Like many parts of Belfast the wider area was originally 'mixed'. Polarisation of the communities in the early 1970s transformed Suffolk into a small Protestant enclave inside Catholic West Belfast. Stewartstown Road - a major arterial route through West Belfast - separates Suffolk and Lenadoon estates and represents a dividing line or 'interface' between the two communities.
The Stewartstown Road interface was characterised by years of inter-community distrust, violence, and confrontation that stigmatised the area and - until the late 1990s - largely precluded any inter-community contact or initiatives to address levels of distress and deprivation.
The impact on the Suffolk estate was such that it experienced low housing demand, out-migration, and extensive vacancy. An estate strategy of demolition and physical improvements begun by the Northern Ireland Housing Executive in 1986 was successful in stabilising the estate as a whole. However, the interface location continued to decline along the Suffolk side of the road as abandonment left derelict housing, a block of declining commercial units with empty maisonettes above, and a vacant cleared site.
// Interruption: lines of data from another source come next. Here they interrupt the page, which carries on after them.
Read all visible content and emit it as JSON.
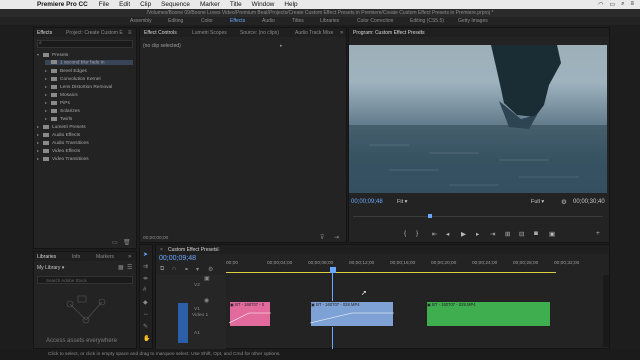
{
  "menubar": {
    "app_name": "Premiere Pro CC",
    "items": [
      "File",
      "Edit",
      "Clip",
      "Sequence",
      "Marker",
      "Title",
      "Window",
      "Help"
    ]
  },
  "titlebar": "/Volumes/Boone 09/Boone Loves Video/Premium Beat/Projects/Create Custom Effect Presets in Premiere/Create Custom Effect Presets in Premiere.prproj *",
  "workspaces": [
    "Assembly",
    "Editing",
    "Color",
    "Effects",
    "Audio",
    "Titles",
    "Libraries",
    "Color Correction",
    "Editing (CS5.5)",
    "Getty Images"
  ],
  "active_workspace": "Effects",
  "effects_panel": {
    "tabs": [
      "Effects",
      "Project: Create Custom E"
    ],
    "search_placeholder": "",
    "tree": [
      {
        "label": "Presets",
        "level": 0,
        "open": true
      },
      {
        "label": "1 second blur fade in",
        "level": 1,
        "selected": true
      },
      {
        "label": "Bevel Edges",
        "level": 1
      },
      {
        "label": "Convolution Kernel",
        "level": 1
      },
      {
        "label": "Lens Distortion Removal",
        "level": 1
      },
      {
        "label": "Mosaics",
        "level": 1
      },
      {
        "label": "PiPs",
        "level": 1
      },
      {
        "label": "Solarizes",
        "level": 1
      },
      {
        "label": "Twirls",
        "level": 1
      },
      {
        "label": "Lumetri Presets",
        "level": 0
      },
      {
        "label": "Audio Effects",
        "level": 0
      },
      {
        "label": "Audio Transitions",
        "level": 0
      },
      {
        "label": "Video Effects",
        "level": 0
      },
      {
        "label": "Video Transitions",
        "level": 0
      }
    ]
  },
  "effect_controls": {
    "tabs": [
      "Effect Controls",
      "Lumetri Scopes",
      "Source: (no clips)",
      "Audio Track Mixe"
    ],
    "empty_text": "(no clip selected)",
    "timecode": "00;00;00;00"
  },
  "program_monitor": {
    "title": "Program: Custom Effect Presets",
    "timecode": "00;00;09;48",
    "fit": "Fit",
    "quality": "Full",
    "duration": "00;00;30;40"
  },
  "libraries": {
    "tabs": [
      "Libraries",
      "Info",
      "Markers"
    ],
    "library_name": "My Library",
    "search_placeholder": "Search Adobe Stock",
    "bottom_text": "Access assets everywhere"
  },
  "timeline": {
    "tab": "Custom Effect Presets",
    "timecode": "00;00;09;48",
    "ruler": [
      "00;00",
      "00;00;04;00",
      "00;00;08;00",
      "00;00;12;00",
      "00;00;16;00",
      "00;00;20;00",
      "00;00;24;00",
      "00;00;28;00",
      "00;00;32;00"
    ],
    "tracks": [
      "V2",
      "V1",
      "A1"
    ],
    "track_names": {
      "V1": "Video 1"
    },
    "clips": [
      {
        "name": "BT - 160707 - 0",
        "color": "#e36a9c"
      },
      {
        "name": "BT - 160707 - 028.MP4",
        "color": "#7fa2d6"
      },
      {
        "name": "BT - 160707 - 029.MP4",
        "color": "#3fae4f"
      }
    ]
  },
  "status": "Click to select, or click in empty space and drag to marquee select. Use Shift, Opt, and Cmd for other options.",
  "colors": {
    "accent": "#6aa8ff",
    "panel": "#232323"
  }
}
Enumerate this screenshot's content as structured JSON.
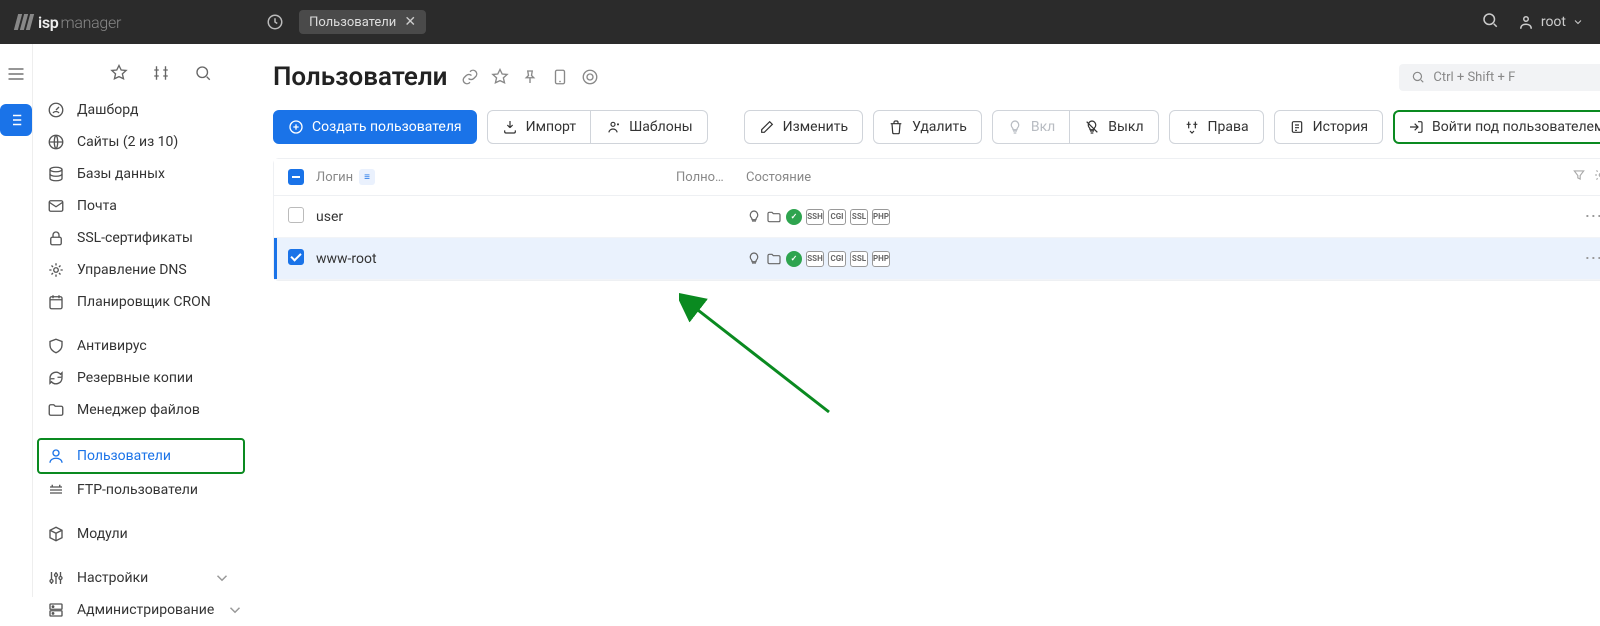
{
  "app": {
    "logo_bold": "isp",
    "logo_light": "manager"
  },
  "top": {
    "tab_label": "Пользователи",
    "user": "root"
  },
  "sidebar": {
    "items": [
      {
        "label": "Дашборд"
      },
      {
        "label": "Сайты (2 из 10)"
      },
      {
        "label": "Базы данных"
      },
      {
        "label": "Почта"
      },
      {
        "label": "SSL-сертификаты"
      },
      {
        "label": "Управление DNS"
      },
      {
        "label": "Планировщик CRON"
      },
      {
        "label": "Антивирус"
      },
      {
        "label": "Резервные копии"
      },
      {
        "label": "Менеджер файлов"
      },
      {
        "label": "Пользователи"
      },
      {
        "label": "FTP-пользователи"
      },
      {
        "label": "Модули"
      },
      {
        "label": "Настройки"
      },
      {
        "label": "Администрирование"
      }
    ]
  },
  "page": {
    "title": "Пользователи",
    "search_placeholder": "Ctrl + Shift + F"
  },
  "toolbar": {
    "create": "Создать пользователя",
    "import": "Импорт",
    "templates": "Шаблоны",
    "edit": "Изменить",
    "delete": "Удалить",
    "enable": "Вкл",
    "disable": "Выкл",
    "rights": "Права",
    "history": "История",
    "login_as": "Войти под пользователем"
  },
  "table": {
    "head": {
      "login": "Логин",
      "full": "Полно…",
      "state": "Состояние"
    },
    "rows": [
      {
        "login": "user",
        "selected": false
      },
      {
        "login": "www-root",
        "selected": true
      }
    ]
  },
  "badges": {
    "ssh": "SSH",
    "cgi": "CGI",
    "ssl": "SSL",
    "php": "PHP"
  }
}
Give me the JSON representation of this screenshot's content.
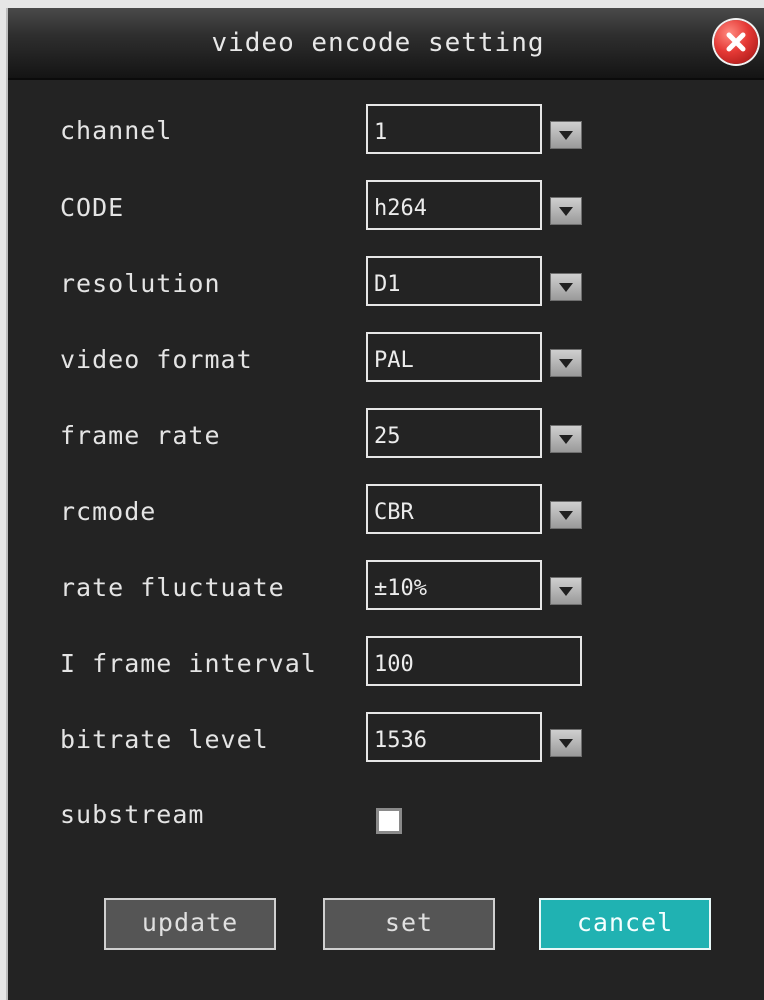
{
  "dialog": {
    "title": "video encode setting",
    "close_icon": "close-icon"
  },
  "fields": [
    {
      "label": "channel",
      "value": "1",
      "dropdown": true
    },
    {
      "label": "CODE",
      "value": "h264",
      "dropdown": true
    },
    {
      "label": "resolution",
      "value": "D1",
      "dropdown": true
    },
    {
      "label": "video format",
      "value": "PAL",
      "dropdown": true
    },
    {
      "label": "frame rate",
      "value": "25",
      "dropdown": true
    },
    {
      "label": "rcmode",
      "value": "CBR",
      "dropdown": true
    },
    {
      "label": "rate fluctuate",
      "value": "±10%",
      "dropdown": true
    },
    {
      "label": "I frame interval",
      "value": "100",
      "dropdown": false
    },
    {
      "label": "bitrate level",
      "value": "1536",
      "dropdown": true
    }
  ],
  "substream": {
    "label": "substream",
    "checked": false
  },
  "buttons": {
    "update": "update",
    "set": "set",
    "cancel": "cancel"
  },
  "colors": {
    "panel": "#232323",
    "accent_cancel": "#20b2b2",
    "close_red": "#e53935"
  }
}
The first steps in the development of Stewartstown Road Regeneration Project (SRRP) were taken in 1997 when the Northern Ireland Housing Executive began an economic appraisal in partnership with Suffolk Community Forum - the umbrella group for community activity on the Suffolk estate - to determine future action. By this time an inter-community contact group had been established in the area under an initiative by Belfast Interface Project. It was quickly recognised that here was an opportunity to create a genuine inter-community project in which the regeneration of the interface location could benefit the wider area.
The corresponding Lenadoon Community Forum was approached and - following sensitive consultation in both communities - progress was steadily made towards securing the support of local residents. Consequently, in 1998 a Regeneration Committee - including equal numbers of members from both forums - was formed to oversee the project. Two years later this body was incorporated as Stewartstown Road Regeneration Project Ltd with a board of 12 comprising four directors from each community and four independent directors.
The project aimed to produce a solution to the decay and environmental degradation at the road frontage interface and at the same time to introduce a sustainable community business within a shared space creating new commercial and community facilities in an area of considerable social and economic disadvantage. The scheme adopted was a £1.5 million mixed-use redevelopment project that - following demolition of all the derelict properties in the study area - has involved the construction of a new combined commercial/community resource and the provision of crèche and playschool facilities.
This first phase of re-develolment has been a starting point for further joint projects including a second phase of commercial and retail estate comprising additional shops and offices and a 50 place children's day care centre which was completed in 2008.
The project received the 2003 British Urban Regeneration Association winners award for outstanding contribution to Community Regeneration.